> Work instruction: Copy every line of the records below where the word "JSON" occurs.

> Records for processing:
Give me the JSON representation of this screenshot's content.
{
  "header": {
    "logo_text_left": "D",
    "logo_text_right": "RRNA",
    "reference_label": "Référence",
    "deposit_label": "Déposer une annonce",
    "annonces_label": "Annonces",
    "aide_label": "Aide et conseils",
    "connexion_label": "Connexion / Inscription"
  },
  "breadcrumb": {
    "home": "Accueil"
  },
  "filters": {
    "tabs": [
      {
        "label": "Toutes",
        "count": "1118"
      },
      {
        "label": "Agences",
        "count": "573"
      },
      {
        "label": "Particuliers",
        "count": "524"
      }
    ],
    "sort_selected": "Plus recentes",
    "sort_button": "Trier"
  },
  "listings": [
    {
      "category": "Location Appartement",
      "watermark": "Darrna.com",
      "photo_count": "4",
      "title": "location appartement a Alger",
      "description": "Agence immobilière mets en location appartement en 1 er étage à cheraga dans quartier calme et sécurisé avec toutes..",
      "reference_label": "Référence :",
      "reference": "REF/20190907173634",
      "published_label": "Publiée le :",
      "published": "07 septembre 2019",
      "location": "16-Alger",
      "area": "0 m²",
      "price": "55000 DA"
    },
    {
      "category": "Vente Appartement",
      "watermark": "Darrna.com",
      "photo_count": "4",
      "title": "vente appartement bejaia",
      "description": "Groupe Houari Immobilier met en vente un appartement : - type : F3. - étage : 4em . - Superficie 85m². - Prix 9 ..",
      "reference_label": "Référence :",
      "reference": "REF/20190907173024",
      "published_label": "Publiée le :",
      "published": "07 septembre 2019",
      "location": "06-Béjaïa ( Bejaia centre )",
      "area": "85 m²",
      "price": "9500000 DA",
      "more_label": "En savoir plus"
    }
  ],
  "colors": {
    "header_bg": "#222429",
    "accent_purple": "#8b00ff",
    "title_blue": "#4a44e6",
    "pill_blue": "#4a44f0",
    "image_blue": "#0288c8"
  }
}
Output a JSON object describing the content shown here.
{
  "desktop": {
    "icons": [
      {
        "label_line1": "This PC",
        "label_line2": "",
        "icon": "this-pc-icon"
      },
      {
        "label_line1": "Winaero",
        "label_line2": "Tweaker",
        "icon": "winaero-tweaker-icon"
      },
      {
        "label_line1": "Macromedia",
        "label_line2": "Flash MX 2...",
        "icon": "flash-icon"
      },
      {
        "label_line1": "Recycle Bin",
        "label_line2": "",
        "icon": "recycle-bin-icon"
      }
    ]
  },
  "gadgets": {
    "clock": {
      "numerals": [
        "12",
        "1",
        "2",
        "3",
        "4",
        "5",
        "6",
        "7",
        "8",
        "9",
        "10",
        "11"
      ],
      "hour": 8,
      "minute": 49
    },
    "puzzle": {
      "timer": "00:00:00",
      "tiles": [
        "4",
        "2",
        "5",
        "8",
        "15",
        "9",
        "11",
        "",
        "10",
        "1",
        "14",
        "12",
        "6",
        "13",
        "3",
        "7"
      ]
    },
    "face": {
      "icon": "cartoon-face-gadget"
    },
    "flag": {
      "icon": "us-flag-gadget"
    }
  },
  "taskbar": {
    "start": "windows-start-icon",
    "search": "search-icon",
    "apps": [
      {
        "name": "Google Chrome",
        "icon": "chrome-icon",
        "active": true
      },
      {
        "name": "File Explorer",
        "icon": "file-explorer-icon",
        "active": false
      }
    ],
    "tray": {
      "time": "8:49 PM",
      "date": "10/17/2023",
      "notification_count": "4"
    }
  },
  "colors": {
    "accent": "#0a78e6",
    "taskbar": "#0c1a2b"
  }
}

> Output of the exercise:
Give me the JSON representation of this screenshot's content.
Output a JSON object describing the content shown here.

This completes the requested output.